Date of Award
Doctor of Philosophy (PhD)
John B. Hopkins
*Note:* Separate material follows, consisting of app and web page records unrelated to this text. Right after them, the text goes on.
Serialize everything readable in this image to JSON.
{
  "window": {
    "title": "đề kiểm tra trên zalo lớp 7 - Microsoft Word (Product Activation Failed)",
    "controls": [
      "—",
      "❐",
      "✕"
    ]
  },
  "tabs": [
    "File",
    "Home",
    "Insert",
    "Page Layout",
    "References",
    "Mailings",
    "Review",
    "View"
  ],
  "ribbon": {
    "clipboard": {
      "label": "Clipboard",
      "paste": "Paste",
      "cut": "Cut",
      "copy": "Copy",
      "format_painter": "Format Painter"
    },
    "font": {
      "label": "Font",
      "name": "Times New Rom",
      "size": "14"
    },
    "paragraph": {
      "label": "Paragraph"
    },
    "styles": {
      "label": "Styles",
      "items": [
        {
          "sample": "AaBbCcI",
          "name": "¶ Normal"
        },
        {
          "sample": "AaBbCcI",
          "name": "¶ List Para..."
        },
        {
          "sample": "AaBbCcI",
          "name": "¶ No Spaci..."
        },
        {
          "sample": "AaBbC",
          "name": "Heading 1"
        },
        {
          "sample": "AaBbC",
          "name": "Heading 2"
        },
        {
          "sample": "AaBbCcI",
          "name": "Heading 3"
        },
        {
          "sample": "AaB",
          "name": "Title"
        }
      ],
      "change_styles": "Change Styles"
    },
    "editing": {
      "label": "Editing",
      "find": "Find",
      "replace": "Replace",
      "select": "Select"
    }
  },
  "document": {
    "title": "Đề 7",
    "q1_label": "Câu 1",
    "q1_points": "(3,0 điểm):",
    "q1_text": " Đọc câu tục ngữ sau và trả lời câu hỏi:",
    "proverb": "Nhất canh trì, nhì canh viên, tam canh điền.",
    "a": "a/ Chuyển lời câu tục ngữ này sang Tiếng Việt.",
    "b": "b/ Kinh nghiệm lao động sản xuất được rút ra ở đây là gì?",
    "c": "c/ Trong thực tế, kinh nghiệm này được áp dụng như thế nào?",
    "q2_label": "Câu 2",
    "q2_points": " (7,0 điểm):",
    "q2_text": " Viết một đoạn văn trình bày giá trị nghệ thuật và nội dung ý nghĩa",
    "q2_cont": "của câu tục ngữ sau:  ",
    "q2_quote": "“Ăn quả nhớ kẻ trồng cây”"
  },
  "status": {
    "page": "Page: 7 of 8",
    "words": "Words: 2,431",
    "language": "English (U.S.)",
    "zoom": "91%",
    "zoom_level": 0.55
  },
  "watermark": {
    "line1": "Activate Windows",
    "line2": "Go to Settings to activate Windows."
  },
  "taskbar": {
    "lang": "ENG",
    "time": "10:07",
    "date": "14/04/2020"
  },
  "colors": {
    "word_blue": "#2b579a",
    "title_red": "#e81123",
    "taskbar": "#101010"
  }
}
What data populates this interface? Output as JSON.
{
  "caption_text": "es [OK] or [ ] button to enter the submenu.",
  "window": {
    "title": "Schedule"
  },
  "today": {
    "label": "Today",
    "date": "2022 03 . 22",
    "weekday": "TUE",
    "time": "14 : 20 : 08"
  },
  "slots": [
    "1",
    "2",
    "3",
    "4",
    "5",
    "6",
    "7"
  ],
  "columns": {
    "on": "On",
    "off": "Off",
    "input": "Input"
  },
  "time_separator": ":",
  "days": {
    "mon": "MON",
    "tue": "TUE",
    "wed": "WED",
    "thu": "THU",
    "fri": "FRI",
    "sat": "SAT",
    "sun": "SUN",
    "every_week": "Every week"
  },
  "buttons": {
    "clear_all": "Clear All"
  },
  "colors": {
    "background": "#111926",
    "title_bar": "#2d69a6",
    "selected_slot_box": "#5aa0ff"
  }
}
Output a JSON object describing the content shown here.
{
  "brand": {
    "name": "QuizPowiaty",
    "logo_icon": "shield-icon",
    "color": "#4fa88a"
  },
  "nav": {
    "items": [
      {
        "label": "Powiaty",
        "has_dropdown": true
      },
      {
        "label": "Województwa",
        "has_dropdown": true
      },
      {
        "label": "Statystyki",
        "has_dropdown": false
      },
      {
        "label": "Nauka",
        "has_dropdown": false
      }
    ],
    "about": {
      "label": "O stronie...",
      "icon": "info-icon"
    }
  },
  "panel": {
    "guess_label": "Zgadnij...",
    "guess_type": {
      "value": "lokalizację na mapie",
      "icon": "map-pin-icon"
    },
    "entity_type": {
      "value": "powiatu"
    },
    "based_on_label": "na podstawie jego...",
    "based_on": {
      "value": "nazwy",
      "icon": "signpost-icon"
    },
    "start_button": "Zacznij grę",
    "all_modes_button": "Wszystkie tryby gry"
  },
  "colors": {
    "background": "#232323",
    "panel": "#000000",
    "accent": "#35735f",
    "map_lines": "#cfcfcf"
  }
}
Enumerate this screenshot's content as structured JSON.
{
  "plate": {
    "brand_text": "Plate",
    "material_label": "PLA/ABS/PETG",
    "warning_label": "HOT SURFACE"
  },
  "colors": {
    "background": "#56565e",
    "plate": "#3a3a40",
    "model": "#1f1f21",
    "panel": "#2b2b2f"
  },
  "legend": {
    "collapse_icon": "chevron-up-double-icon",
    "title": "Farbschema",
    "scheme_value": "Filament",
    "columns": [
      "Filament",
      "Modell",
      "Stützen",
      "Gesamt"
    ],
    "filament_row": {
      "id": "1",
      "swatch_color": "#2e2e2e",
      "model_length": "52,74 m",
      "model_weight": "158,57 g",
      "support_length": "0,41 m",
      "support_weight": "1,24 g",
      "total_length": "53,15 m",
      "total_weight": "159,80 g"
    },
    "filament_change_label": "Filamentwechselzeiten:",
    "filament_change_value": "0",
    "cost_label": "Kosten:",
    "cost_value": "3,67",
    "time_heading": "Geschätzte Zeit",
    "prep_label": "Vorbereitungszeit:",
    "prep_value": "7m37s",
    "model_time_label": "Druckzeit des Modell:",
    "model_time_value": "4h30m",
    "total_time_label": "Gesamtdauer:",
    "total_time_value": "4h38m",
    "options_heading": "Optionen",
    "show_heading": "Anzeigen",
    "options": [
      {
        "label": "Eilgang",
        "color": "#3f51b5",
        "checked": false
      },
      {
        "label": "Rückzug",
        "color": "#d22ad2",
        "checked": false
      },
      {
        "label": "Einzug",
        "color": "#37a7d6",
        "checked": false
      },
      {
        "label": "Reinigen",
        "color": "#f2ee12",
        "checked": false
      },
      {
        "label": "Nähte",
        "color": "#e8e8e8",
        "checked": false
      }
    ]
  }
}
A femtosecond time-resolved Raman spectrometer is developed to study the ultrafast dynamics of hemoprotein. The laser system consists of a dye laser synchronously pumped by the SHG of compressed ML Nd:YAG laser pulse, and a Ti:sapphire regenerative amplifier using chirped-pulse-amplification technique. The laser system provides 350 fs pulses output with 0.4 mJ/pulse energy at the repetition rate of 1 kHz. The tunability covers the whole Ti:sapphire lasing range with the use of different laser dye. Femtosecond time-resolved resonance Raman experiment shows that the ligand photodissociation quantum yield depends on the nature of ligand. With three ligands studied, CO has about 100% quantum yield while O$\sb2$ has about 40% and NO has about 20%. No significant amount of geminate recombination observed in less than 10 ps for CO and O$\sb2$. However, most of the photodissociated NO ligand geminate recombines within 30 ps. The electronic relaxation of photoexcited hemoprotein occurs in about 300 fs. While the ligand dissociated hemes are relatively vibrationally cool, the ligand bound hemes subsequent to electronic relaxation are vibrationally hot. The energy is deposited in high vibrational frequency modes with a 2 ps IVR process. The EVR process occurs in about 4-5 ps. These results are in agreement with other ultrafast hemoprotein experimental observations.
Chen, Junbo, "Development of a Femtosecond Time-Resolved Raman Spectrometer for Hemoglobin Studies." (1995). LSU Historical Dissertations and Theses. 5937.